Lines below that include "changes" are the answer; copy each one.

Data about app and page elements
Start of Block

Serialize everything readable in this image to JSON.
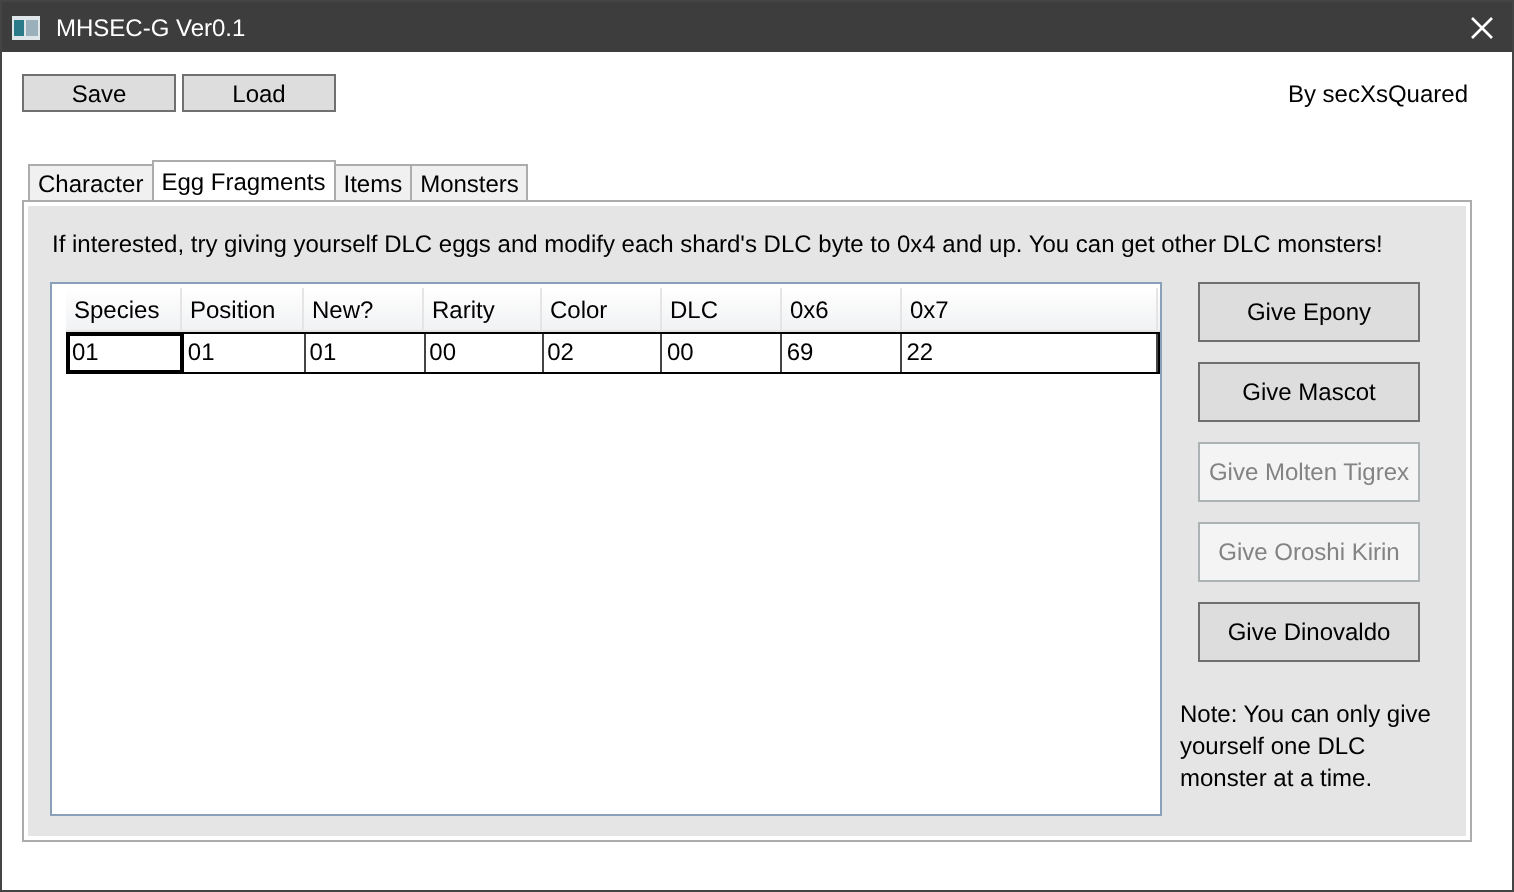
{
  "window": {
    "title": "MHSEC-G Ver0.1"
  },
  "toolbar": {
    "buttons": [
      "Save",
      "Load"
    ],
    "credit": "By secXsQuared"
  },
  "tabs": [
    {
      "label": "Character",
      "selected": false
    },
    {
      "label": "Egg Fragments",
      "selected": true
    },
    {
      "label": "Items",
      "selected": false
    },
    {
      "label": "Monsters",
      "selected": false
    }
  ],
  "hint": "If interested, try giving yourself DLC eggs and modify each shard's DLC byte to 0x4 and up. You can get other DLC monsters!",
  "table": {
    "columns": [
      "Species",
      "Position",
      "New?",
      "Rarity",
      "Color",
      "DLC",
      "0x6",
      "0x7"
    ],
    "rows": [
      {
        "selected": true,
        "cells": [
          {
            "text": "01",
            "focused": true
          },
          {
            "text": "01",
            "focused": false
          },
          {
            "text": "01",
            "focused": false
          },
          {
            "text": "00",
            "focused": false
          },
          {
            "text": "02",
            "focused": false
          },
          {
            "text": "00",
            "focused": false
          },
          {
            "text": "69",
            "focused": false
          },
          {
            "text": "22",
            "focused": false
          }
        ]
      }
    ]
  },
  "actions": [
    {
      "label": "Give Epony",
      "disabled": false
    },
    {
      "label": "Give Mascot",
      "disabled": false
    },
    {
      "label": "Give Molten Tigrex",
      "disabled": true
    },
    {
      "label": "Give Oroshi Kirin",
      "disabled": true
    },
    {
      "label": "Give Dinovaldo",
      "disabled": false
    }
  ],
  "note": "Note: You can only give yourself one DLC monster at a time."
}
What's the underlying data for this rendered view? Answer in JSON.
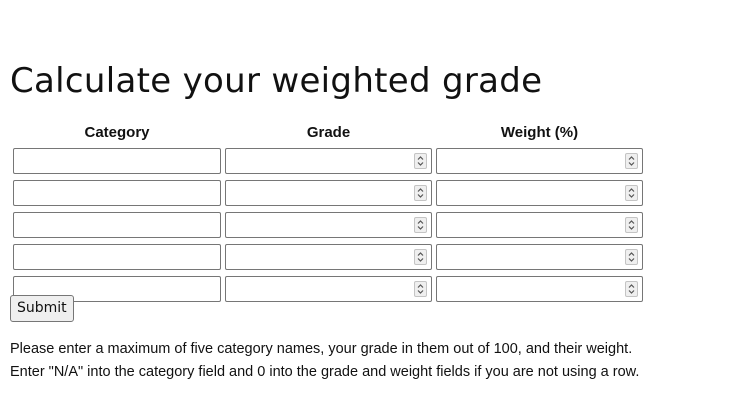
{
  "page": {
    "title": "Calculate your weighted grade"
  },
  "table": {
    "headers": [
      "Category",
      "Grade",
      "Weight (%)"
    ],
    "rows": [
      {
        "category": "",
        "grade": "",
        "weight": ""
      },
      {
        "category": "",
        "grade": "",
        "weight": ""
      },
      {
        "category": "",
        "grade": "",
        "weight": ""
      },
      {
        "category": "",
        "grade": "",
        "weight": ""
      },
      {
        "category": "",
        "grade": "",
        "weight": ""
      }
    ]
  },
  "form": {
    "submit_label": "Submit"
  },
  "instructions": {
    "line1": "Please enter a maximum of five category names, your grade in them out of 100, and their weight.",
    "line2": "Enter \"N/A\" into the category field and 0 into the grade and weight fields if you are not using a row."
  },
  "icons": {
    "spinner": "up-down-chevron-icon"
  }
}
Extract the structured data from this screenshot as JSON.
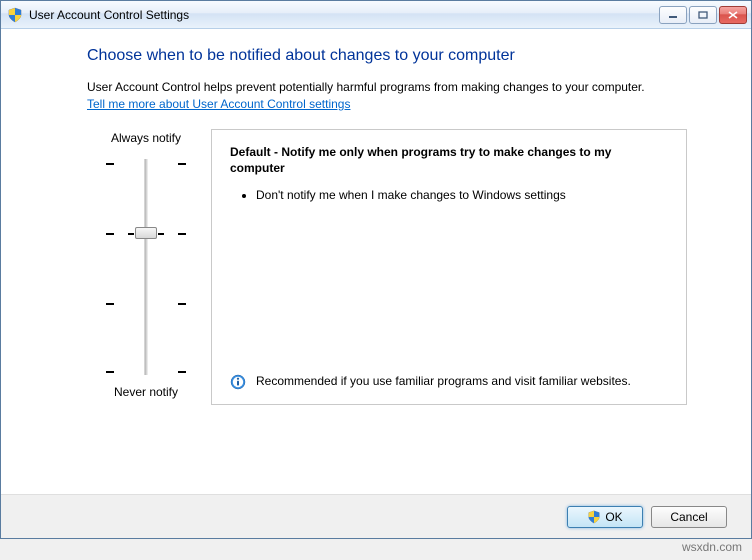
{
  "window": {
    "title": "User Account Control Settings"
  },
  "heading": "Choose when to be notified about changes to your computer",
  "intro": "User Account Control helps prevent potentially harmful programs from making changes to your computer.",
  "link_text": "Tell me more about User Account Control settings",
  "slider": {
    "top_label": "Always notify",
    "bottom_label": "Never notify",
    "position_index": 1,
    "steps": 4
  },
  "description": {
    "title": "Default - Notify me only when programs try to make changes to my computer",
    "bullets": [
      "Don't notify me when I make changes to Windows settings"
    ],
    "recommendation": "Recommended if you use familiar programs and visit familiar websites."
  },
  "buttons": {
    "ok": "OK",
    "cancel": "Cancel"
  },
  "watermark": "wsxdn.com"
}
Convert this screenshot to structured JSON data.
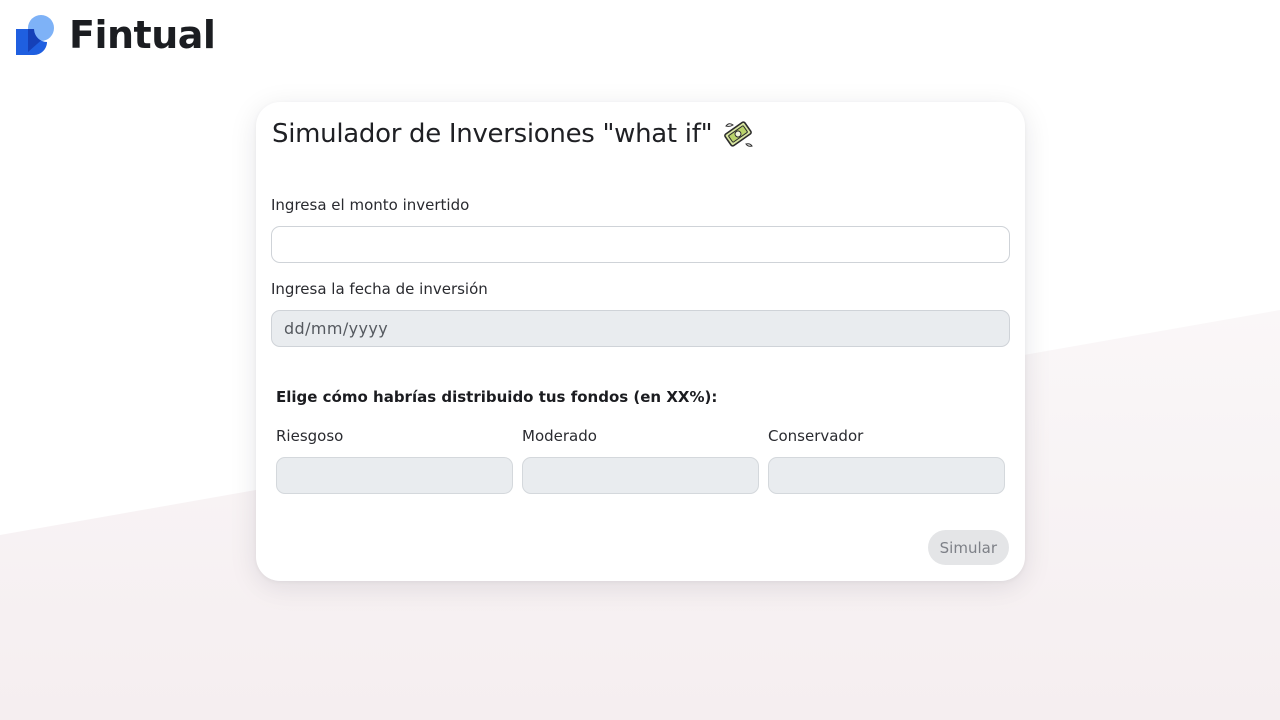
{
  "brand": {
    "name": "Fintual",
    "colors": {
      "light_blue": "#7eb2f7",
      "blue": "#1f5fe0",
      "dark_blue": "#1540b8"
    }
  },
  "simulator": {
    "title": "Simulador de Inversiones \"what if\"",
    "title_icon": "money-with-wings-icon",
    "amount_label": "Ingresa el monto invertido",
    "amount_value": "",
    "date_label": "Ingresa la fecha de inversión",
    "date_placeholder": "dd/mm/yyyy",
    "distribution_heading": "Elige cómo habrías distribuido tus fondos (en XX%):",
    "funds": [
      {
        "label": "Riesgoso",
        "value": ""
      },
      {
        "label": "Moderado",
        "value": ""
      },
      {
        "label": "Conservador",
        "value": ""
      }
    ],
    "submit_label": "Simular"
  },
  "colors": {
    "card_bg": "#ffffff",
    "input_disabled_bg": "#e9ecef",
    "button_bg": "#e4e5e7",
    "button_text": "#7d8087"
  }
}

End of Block

## ANSWER AREA:
  "heading": "Choose when to be notified about changes to your computer",
  "intro": "User Account Control helps prevent potentially harmful programs from making changes to your computer.",
    "title": "Default - Notify me only when programs try to make changes to my computer",
      "Don't notify me when I make changes to Windows settings"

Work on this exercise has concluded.